We’ve had our eye on the Site Editor for some time. And we’ve both used it, and taken inspiration from it, for the custom platforms that we’ve built. But there is still a gap between the needs of clients that manage large, enterprise level platforms, and the functionality of the current WordPress admin experience.
Evolving the Site Editor
And yet gaps create opportunity. One can imagine an immersive admin experience that prioritizes context over having everything available all at once.
One of the things we find ourselves doing all of the time is using a combination of the Customizer and custom admin pages to group together options and theme modifications common to a single area of the site. When making changes to a site’s archives, for instance, you may want to be able to edit SEO based metadata, enable different layout styles, and set global options like posts per page, all in the same spot.
What if the Site Editor could unify that context? Let’s explore what this could look like.
Rather than see just the standard WordPress options, the Site Editor becomes a place where all of these options are combined. In addition to standard archive settings, there might be a few options from your SEO plugin to customize the metadata of the page, and a theme option to toggle Dark Mode on or off.
When you start editing an option, the admin becomes context aware. Type your SEO title and be immediately greeted with an SEO preview window, prompting the right visual context for that data.
We can go one step further. The Quick Edit experience inside of the post lists screen can be helpful, but it is slowed down by the rest of the admin, and difficult to customize and enhance with different kinds of post data. It is typically useful only in the narrowest of cases.
The Site Editor could build on Quick Edit to create something snappy, and far more customizable. Viewing a list of posts in a certain post type can provide an interface that is easy to scan through, much like the post list today.
But if you hop into edit an individual post, you are met by a screen that contain a filterable, customizable subset of data that can be updated inline and saved, without ever needing to go to the Edit Post screen.

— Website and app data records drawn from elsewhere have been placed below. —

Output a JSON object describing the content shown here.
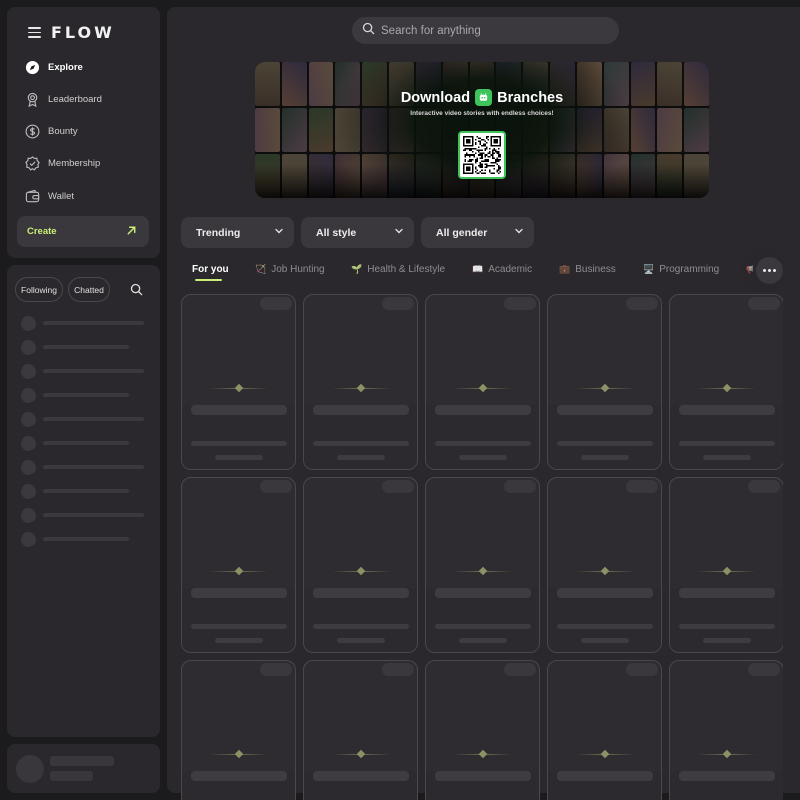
{
  "app": {
    "logo_text": "FLOW"
  },
  "sidebar": {
    "nav": [
      {
        "label": "Explore",
        "icon": "compass-icon",
        "active": true
      },
      {
        "label": "Leaderboard",
        "icon": "badge-icon",
        "active": false
      },
      {
        "label": "Bounty",
        "icon": "dollar-coin-icon",
        "active": false
      },
      {
        "label": "Membership",
        "icon": "verified-seal-icon",
        "active": false
      },
      {
        "label": "Wallet",
        "icon": "wallet-icon",
        "active": false
      }
    ],
    "create_label": "Create",
    "filters": {
      "following": "Following",
      "chatted": "Chatted"
    }
  },
  "search": {
    "placeholder": "Search for anything"
  },
  "banner": {
    "title_prefix": "Download",
    "title_app": "Branches",
    "subtitle": "Interactive video stories with endless choices!"
  },
  "filters": [
    {
      "label": "Trending"
    },
    {
      "label": "All style"
    },
    {
      "label": "All gender"
    }
  ],
  "tabs": [
    {
      "label": "For you",
      "emoji": ""
    },
    {
      "label": "Job Hunting",
      "emoji": "🏹"
    },
    {
      "label": "Health & Lifestyle",
      "emoji": "🌱"
    },
    {
      "label": "Academic",
      "emoji": "📖"
    },
    {
      "label": "Business",
      "emoji": "💼"
    },
    {
      "label": "Programming",
      "emoji": "🖥️"
    },
    {
      "label": "",
      "emoji": "📢"
    }
  ],
  "colors": {
    "accent": "#c9ef76",
    "brand_green": "#3ec45a",
    "panel": "#2a282c",
    "background": "#1b1a1d"
  }
}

These are some use cases that I’ve been playing around with. But if you start to poke at the edges of the WordPress admin, you will find opportunities everywhere. And that’s clearly what the core team has begun doing.
All of this is possible. The level of communication between components and the interactivity of the admin is at a place it has never been before. But what stands in front of us are not technical challenges, but challenges of standardization, backwards compatibility, and unified vision.
The trajectory of the core team clearly indicates a coming focus on the wider admin, the bounds outside of the editor. Already, some of the ideas coming out of the Phase 3 project are exciting and invigorating. This gives WordPress a chance to lead, and not follow. To innovate and rethink the way in which sites are managed, the way in which many sites work together.
At Reaktiv, this is an opportunity that excites us. In the next few months, it’s one that we plan to experiment with. We will be sharing some of these experiments and custom work along the way. And we hope to be a part of closing the customization gap.